-- Fun Pandora facts from a recap of a New York City town hall meeting the company held on Tuesday: a trained musician takes 15 minutes to analyze a single pop song and 1.5 hours for a symphony; Pandora gets stumped on 0.4% of all artist and song searches; about one out of every four or five songs streamed gets a thumbs up or down rating. Song analyzers, who enter information about songs into Pandora's Music Genome Project, are paid $40 an hour and receive health benefits. For pop songs, that means every four songs cost Pandora $40 in wages and a few extra dollars in related expenses (health care, office space, computer, etc.). That comes out to $100 for a standard ten-song album. Basically, the Music Genome Project is a very expensive competitive advantage.

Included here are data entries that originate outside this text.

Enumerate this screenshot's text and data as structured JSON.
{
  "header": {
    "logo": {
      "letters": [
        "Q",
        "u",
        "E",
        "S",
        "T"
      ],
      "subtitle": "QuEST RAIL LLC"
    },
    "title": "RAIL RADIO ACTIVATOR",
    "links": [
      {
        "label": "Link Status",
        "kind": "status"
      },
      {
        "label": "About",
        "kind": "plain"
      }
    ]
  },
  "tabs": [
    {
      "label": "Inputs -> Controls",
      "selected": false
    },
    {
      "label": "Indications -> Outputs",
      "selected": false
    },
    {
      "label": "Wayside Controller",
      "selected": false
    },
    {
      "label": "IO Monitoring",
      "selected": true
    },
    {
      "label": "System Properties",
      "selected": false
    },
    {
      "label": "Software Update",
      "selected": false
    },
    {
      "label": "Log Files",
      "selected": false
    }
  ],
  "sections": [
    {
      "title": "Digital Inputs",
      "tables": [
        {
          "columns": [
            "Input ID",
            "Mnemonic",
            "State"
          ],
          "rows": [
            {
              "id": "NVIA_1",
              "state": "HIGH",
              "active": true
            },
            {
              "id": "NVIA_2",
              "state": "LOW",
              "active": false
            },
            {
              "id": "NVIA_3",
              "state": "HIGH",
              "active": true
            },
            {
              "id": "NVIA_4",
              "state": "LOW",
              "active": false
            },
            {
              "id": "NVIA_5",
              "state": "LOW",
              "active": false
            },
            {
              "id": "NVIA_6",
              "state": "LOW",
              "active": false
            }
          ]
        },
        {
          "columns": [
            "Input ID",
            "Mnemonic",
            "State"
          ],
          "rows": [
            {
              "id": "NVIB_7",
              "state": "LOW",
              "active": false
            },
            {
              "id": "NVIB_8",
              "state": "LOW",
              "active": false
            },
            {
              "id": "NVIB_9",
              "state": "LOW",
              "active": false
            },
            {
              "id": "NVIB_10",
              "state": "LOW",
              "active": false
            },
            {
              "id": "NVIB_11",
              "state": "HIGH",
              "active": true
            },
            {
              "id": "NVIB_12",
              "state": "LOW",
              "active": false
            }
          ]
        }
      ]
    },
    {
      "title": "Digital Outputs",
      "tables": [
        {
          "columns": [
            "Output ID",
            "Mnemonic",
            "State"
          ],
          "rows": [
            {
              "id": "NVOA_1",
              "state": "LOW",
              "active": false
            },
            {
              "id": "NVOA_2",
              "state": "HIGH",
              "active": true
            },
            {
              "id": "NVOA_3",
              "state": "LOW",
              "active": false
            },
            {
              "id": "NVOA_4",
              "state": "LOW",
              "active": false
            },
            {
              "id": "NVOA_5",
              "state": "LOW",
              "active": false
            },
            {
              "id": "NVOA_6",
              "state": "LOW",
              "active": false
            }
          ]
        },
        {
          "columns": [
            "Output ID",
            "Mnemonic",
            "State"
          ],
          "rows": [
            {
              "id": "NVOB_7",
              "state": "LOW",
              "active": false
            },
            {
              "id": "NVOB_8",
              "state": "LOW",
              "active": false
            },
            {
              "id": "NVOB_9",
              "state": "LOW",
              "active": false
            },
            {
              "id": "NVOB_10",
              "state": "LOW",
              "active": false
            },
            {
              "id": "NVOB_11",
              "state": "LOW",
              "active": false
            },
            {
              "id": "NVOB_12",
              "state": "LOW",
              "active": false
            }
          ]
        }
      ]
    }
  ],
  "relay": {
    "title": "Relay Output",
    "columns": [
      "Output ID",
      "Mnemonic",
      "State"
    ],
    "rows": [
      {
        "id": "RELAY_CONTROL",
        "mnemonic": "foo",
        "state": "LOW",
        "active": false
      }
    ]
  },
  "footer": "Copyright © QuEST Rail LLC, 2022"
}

(Writing for the Living Web)

-- Music analytics company Next Big Sound has a list of the 15 fastest rising bands at last week's SXSW festival. The top three are, in order, Fang Island, Neon Trees and XV. To compile the list, Next Big Sound tracked how fast bands were adding people to their social networks. The spike in followers appears to be relative, not absolute, meaning an unknown band could have spiked more than a well-known band but still has far fewer followers. This list is a fascinating look at how analytics tools can quickly chart the impact of a big event like SXSW and how an analytics company can present the results in an attractive manner. Expect some eye-opening analytics from this new crop of companies in 2010.
(Next Big Sound)

-- The Raleigh Boutique Amphitheater will host its inaugural concert, Paramore, on July 23. The Live Nation venue has a capacity of 5,000.
(WRAL.com)